#### Stored data:
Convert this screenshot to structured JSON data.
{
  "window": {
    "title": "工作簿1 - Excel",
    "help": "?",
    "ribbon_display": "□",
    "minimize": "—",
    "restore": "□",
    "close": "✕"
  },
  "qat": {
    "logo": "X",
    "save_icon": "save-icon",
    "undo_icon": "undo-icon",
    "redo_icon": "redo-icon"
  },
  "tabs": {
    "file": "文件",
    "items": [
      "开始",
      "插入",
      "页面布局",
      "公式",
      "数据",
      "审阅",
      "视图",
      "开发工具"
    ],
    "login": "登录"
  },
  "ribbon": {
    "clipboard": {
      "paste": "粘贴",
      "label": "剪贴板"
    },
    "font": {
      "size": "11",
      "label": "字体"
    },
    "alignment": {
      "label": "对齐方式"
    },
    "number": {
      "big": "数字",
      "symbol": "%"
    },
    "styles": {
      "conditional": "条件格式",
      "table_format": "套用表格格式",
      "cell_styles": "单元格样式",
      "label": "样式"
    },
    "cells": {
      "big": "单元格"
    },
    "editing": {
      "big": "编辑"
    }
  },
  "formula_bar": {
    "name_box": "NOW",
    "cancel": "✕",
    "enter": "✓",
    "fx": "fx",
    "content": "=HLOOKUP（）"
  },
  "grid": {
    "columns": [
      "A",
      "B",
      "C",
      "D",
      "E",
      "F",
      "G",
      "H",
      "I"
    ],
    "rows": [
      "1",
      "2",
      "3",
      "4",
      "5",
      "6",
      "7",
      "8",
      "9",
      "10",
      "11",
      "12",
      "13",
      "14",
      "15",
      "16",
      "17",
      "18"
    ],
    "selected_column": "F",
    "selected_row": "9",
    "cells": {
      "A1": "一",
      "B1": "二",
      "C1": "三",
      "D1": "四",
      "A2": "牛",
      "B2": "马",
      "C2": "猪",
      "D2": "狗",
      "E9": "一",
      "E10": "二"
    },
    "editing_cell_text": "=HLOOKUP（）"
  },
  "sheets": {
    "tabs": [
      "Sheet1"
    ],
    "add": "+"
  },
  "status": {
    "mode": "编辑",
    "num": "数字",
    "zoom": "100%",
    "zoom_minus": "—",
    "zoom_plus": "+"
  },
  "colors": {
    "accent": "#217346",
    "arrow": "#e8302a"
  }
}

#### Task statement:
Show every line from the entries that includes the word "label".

#### Answer to the problem:
      "label": "剪贴板"
      "label": "字体"
      "label": "对齐方式"
      "label": "样式"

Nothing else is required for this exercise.